The AKP has said it will contest the result in Igdir due to "voting irregularities", as well as in Ankara and Istanbul, according to pro-government Daily Sabah.

The party lost several of the provinces it previously held to the AKP, including Bitlis, Mus and Agri.

In its most severe loss, the HDP share of the vote dropped by 20 percent in Sirnak, a province bordering Iraq, delivering a more than 60 percent majority to the AKP.

The victory by the ruling party came as a shock to opposition voices and Turkey analysts. Some blamed the stunning loss on the large presence of soldiers from elsewhere in the country voting in the province.

In Dersim, otherwise known as Tunceli by the Turkish government, the Communist Party (TKP) was awarded its first ever mayor, Fatih Mehmet Macoglu. The majority Kurdish Alevi province was previously controlled by the HDP but has a strong leftist tradition.

The HDP also won out in the northeastern province of Kars, which borders Armenia. Ayhan Bilgen delivered a historic win for the party, wrestling the multicultural province out of the hands of the ultranationalist MHP.

The party earlier made the decision not to field candidates in the west of Turkey, instead asking its supporters to vote for the CHP as part of an informal alliance which has seen CHP supports deliver protest votes for the HDP in previous elections to help the embattled party pass the 10 percent electoral threshold, the world's highest.

The informal alliance allowed the CHP to claim municipalities such as Esenyurt, an Istanbul district with a large Kurdish population in which a split opposition vote in 2014 allowed for an AKP victory. The CHP on Sunday won the district with 51 percent of the vote.

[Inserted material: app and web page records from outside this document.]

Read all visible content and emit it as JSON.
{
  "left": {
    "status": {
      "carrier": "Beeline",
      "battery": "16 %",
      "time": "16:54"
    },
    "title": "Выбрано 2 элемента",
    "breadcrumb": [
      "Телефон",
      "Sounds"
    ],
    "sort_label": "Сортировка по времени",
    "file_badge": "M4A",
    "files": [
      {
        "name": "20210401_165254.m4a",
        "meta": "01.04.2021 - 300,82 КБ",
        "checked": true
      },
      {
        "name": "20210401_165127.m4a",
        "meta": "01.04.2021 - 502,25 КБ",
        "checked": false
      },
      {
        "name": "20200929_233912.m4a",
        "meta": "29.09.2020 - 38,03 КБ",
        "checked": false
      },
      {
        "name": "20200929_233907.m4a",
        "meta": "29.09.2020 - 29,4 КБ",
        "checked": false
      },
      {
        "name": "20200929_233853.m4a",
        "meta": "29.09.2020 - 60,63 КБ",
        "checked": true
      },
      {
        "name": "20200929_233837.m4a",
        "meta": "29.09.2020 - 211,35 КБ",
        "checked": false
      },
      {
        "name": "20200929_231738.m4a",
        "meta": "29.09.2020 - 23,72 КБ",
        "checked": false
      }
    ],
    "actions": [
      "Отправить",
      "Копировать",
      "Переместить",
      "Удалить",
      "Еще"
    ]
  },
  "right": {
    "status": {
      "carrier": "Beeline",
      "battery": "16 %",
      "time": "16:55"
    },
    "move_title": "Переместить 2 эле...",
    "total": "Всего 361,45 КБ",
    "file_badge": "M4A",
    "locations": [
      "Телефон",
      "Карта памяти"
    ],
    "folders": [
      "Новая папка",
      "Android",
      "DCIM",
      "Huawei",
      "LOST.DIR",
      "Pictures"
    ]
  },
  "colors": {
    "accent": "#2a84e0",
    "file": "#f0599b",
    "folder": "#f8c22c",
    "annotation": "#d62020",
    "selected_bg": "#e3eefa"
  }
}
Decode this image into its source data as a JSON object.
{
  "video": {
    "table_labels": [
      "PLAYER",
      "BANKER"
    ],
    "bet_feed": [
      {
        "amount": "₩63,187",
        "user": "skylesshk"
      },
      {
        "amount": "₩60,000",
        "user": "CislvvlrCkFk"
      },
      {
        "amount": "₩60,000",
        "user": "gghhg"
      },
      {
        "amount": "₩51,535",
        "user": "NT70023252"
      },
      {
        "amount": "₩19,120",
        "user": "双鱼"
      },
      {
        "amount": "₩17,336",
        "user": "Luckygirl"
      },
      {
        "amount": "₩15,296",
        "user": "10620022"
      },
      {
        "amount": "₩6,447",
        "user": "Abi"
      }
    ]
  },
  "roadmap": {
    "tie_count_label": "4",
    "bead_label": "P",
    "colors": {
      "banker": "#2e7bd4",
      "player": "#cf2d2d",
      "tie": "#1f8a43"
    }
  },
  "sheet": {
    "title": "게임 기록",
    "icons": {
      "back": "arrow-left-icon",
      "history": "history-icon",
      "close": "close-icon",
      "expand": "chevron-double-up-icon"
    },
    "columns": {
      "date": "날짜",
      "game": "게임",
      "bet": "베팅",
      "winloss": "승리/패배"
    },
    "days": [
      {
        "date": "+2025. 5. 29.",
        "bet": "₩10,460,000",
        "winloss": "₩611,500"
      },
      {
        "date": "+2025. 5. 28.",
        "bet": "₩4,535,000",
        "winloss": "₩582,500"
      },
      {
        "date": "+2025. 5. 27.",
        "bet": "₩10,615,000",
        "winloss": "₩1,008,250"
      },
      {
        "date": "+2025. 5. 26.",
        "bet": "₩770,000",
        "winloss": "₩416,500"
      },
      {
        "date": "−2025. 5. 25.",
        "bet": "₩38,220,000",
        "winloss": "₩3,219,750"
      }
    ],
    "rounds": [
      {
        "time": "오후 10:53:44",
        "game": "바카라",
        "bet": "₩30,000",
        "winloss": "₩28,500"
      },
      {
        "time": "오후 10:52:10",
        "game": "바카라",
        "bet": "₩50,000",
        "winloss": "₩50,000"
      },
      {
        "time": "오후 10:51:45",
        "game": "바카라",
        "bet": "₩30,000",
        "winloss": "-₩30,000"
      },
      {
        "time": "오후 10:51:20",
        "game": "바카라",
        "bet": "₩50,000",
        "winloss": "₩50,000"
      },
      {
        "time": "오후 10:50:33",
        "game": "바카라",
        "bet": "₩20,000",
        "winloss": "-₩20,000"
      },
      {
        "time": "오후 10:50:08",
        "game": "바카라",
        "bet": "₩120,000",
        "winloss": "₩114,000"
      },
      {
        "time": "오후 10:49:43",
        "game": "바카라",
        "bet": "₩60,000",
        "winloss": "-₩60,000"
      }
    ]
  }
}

Analysts also credited the CHP's Ankara, Adana, Mersin and Hatay victories to usual HDP voters.

The New ArabComments

Most Popular

Most Popular

    Read More